History of Blyton

RAF Blyton opened on April 20th 1942. Like most second world war stations, it had three concrete runways and a large range of hangers, bomb stores and accommodation buildings. The station was home for 1966 male and 389 female service personnel.

Initially RAF Blyton was an Operational Training Unit (O.T.U.) for Polish aircrew learning to fly Wellington bombers but in November 1942 199 Squadron moved in and flew 119 sorties over enemy territory up to February 1943, losing only one aircraft.

In 1943, Blyton became home to No1662 Heavy Conversion Unit (HCU) who remained until the end of the war flying both Wellington and Lancaster bombers. Over fifty aircraft left Blyton in this period never to return…

At the end of the war Blyton was allocated to the US Air Force as a reserve field during which time the runways were coated in tarmac. In 1954 the airfield closed for good although crews from adjacent stations used its runways for circuit and landing practice.

We would like to pay tribute to all the brave servicemen and women who served at Blyton between 1942 and 1945. Their courage in maintaining and flying those magnificent machines was a vital element in freeing Europe from the tyrannical threat posed by the Third Reich.

Aviation Post Script

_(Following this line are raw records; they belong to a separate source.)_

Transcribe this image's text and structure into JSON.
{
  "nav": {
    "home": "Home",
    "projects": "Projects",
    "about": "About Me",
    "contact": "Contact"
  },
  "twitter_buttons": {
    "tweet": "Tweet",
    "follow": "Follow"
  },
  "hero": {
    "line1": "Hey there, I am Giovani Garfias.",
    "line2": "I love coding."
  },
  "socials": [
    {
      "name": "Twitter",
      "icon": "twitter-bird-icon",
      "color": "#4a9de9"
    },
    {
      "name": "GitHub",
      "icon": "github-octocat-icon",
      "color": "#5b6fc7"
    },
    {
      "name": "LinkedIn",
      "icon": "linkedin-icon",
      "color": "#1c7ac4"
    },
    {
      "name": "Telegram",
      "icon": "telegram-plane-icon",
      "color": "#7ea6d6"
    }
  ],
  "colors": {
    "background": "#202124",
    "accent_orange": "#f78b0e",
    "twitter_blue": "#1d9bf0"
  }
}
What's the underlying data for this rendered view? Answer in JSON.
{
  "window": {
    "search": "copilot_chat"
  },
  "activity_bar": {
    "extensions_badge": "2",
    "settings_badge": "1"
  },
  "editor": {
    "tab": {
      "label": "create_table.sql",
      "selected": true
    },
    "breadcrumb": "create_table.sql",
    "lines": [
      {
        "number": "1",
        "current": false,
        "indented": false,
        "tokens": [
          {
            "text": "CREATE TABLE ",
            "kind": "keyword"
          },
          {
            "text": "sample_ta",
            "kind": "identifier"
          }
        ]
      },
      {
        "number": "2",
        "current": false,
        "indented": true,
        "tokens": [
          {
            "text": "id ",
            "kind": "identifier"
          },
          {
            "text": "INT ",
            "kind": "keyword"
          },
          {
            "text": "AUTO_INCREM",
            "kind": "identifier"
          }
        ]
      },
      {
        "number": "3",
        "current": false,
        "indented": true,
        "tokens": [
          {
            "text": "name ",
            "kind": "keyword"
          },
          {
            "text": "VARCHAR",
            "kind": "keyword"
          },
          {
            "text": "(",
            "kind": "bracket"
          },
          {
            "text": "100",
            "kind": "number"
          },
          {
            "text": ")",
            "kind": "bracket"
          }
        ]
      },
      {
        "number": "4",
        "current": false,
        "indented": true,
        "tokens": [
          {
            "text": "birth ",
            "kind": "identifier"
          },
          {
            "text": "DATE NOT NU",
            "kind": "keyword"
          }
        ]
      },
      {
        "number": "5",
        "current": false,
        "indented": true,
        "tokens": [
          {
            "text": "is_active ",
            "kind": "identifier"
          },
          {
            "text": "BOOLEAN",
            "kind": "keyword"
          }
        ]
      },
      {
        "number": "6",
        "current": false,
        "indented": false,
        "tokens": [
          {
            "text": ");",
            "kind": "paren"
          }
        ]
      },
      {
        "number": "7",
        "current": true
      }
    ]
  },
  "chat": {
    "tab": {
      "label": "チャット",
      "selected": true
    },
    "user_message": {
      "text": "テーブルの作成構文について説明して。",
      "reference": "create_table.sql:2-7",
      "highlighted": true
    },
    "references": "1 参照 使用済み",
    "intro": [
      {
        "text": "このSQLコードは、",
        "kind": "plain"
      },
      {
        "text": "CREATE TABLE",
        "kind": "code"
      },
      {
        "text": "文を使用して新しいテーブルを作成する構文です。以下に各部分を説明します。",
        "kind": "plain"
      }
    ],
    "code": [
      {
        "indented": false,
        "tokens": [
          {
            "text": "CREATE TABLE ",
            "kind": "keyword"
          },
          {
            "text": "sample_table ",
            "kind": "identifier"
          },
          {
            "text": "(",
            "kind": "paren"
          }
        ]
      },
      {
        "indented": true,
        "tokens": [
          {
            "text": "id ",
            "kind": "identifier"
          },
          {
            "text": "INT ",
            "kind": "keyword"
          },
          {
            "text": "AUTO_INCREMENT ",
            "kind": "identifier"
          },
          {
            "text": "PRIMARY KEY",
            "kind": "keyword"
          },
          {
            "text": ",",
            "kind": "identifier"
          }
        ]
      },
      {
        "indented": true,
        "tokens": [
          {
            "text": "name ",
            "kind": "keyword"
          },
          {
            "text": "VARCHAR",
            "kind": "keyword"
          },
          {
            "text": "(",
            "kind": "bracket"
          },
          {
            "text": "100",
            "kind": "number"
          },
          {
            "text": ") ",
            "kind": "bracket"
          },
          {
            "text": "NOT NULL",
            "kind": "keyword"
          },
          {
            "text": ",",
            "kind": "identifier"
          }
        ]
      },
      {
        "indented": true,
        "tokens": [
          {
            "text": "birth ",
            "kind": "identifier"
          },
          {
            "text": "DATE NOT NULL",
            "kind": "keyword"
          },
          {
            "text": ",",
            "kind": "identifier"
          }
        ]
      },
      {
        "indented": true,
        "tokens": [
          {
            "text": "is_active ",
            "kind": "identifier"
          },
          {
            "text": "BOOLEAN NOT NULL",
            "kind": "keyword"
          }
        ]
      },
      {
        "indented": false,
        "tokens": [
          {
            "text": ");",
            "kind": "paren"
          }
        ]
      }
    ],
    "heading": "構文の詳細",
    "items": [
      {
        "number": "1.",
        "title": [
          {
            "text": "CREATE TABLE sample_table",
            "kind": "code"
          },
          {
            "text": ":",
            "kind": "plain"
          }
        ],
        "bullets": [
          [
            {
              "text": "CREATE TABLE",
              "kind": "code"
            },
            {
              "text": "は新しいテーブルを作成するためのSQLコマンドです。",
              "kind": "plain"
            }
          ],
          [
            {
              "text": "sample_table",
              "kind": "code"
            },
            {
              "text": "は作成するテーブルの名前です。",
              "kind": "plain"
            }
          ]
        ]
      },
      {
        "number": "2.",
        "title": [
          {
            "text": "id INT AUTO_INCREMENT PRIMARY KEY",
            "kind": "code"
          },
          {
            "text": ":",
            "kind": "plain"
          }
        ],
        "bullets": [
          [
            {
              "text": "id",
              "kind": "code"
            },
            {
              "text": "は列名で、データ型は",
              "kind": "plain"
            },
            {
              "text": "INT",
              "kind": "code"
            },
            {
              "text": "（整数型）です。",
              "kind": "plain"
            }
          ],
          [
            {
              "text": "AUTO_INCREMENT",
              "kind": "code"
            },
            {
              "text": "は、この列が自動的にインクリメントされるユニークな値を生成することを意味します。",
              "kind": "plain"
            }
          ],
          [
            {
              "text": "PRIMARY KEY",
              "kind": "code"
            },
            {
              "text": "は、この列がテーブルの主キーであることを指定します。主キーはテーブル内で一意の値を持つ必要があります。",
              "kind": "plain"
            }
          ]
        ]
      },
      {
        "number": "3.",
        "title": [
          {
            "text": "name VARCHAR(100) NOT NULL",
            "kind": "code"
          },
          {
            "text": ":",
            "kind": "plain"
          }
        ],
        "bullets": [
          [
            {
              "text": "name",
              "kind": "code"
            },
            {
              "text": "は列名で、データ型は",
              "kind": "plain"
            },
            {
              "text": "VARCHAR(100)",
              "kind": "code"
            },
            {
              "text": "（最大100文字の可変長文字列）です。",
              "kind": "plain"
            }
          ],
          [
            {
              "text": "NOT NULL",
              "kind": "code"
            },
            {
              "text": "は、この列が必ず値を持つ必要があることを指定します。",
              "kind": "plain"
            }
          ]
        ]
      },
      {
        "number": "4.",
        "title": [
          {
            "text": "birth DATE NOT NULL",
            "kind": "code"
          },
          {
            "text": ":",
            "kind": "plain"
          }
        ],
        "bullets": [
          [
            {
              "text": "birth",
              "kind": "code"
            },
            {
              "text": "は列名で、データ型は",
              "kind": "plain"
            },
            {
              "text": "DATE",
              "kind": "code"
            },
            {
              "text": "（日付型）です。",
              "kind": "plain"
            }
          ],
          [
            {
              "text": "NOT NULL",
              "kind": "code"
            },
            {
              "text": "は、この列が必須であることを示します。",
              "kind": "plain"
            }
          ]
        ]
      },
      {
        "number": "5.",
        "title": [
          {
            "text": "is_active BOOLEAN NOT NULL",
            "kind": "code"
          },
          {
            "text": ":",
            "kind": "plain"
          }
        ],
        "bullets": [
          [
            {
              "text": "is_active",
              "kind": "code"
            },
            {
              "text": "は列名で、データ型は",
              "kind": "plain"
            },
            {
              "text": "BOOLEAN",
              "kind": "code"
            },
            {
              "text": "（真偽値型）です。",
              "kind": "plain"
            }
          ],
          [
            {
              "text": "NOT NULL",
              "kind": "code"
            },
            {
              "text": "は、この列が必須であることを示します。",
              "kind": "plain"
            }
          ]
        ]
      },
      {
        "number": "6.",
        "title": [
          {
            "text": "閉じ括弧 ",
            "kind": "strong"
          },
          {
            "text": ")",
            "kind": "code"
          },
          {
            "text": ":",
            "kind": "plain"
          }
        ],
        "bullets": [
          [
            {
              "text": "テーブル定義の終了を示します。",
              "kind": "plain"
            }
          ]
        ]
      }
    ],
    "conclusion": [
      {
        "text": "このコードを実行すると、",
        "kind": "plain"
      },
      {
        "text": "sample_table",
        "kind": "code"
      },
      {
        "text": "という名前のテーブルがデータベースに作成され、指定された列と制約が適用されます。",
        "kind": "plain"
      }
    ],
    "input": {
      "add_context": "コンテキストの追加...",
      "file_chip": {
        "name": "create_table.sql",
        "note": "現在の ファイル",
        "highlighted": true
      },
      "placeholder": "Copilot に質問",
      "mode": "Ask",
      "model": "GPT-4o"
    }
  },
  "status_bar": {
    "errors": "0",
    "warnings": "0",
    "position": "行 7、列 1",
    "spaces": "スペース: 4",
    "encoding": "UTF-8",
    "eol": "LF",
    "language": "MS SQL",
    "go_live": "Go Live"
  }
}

Although aircraft  rarely land at Blyton now and they are usually helicopters, we still see some wonderful sights in the skies above the field. In 2010 we welcomed the Hurricane from the Battle of Britain flight which did a fly-past at the BAS Grasstrack round in August. In addition, the sole surviving airworthy Vulcan bomber passed over at low altitude on September 11th as we were preparing for the Rallycross Championship. Finally the Red Arrows can often be seen in the distance as they practice aerobatics from their home at RAF Scampton which was of course home to that most famous squadron of all: The Dambusters of 617 Squadron in their Lancasters.